Interestingly, the Saudi initiative came weeks after the Pakistani parliament unanimously rejected Riyadh’s request. Pakistan, however, made it clear that its participation in the alliance would be limited and it would not commit any troops. But one wonders how Pakistan can keep its promise with its retired army chief heading the force. How can the government now resist the demand that may come next, to contribute troops to the coalition force? All these questions must be clarified.
Some of the contradictory statements coming from the senior cabinet ministers reinforce the doubts that no serious thinking was done before taking the decision. While divulging the information during a TV interview, the defence minister was evasive on the question whether the decision would affect our policy of maintaining neutrality in the Middle East crisis. Understandably there has not been any reaction from GHQ on the issue.

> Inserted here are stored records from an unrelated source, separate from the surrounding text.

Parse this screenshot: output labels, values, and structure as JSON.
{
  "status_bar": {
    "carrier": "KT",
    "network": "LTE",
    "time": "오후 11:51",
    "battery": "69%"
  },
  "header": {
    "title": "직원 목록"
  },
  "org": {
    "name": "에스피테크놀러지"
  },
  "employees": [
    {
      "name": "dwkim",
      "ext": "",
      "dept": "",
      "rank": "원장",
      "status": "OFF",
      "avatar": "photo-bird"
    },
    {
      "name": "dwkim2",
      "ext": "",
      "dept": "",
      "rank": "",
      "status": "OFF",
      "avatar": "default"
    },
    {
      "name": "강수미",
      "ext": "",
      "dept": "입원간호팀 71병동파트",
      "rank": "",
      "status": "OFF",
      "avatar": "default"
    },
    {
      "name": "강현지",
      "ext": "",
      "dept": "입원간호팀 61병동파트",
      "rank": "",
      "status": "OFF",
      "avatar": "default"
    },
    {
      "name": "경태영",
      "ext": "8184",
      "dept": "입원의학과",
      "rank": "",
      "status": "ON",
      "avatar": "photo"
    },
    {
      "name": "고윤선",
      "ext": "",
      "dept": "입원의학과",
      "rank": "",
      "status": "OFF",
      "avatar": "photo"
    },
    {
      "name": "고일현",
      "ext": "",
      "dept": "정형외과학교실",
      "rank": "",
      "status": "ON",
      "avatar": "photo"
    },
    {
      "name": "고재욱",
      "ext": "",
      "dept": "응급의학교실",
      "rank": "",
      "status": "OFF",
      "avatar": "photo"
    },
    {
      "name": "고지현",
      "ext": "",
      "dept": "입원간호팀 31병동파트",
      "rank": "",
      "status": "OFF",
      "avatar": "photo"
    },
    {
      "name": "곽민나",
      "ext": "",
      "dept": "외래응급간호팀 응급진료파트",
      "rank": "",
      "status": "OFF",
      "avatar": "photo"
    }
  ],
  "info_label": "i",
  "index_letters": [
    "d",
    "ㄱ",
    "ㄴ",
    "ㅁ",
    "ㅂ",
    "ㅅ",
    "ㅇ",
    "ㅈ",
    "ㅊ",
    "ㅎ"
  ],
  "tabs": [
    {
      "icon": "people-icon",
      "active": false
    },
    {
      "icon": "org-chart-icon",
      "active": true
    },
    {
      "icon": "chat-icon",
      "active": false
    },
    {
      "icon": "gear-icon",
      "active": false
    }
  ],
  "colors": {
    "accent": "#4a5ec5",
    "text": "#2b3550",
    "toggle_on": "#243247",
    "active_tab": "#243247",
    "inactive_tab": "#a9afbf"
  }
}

Adding to the confusion were the remarks made by another federal minister, retired Lt Gen Abdul Qadir Baloch, who advised Gen Raheel not to accept the controversial position that could harm his reputation. Similarly, some other senior members of the ruling party insist it was the former army chief’s own decision to take up the job. But there is no answer to why the government is compelled to grant him the permission if it was not in the country’s interest. The opposition parties are justified in asking the government not to issue him the NOC.
Perhaps the strongest defence came from National Security Advisor retired Lt Gen Nasser Janjua, who believes that Gen Raheel’s appointment provides a great opportunity for Pakistan to work for the “unity of Muslim Ummah”. He dismissed the argument that the decision would adversely affect Islamabad’s relations with Tehran.
Some other reports, quoting senior government officials, maintain that there has been high-level consultation with Iran on the issue and that Tehran has no objection to Pakistan’s participation in the Saudi-led alliance. However, the veracity of the reports about Tehran’s approval cannot be confirmed. Iran has been publicly critical of the Saudi initiative that it perceives as being directed against it.
Surely Iran’s concerns cannot be ignored given the ongoing proxy war in the Middle East. But that is not the only point to consider in the argument against Pakistan becoming an active participant in the Saudi-led coalition. It is simply not in the interest of the country to get involved in any outside conflict.
Another critical question is; why does a supposed counterterrorism alliance need to raise a multinational military force? If it is only a consultative body and intends to develop a unified counterterrorism strategy, then why the need to have a retired general to lead a ghost force? One expects the government to respond to these questions. Any decision based on external pressure jeopardising our national security must not be acceptable.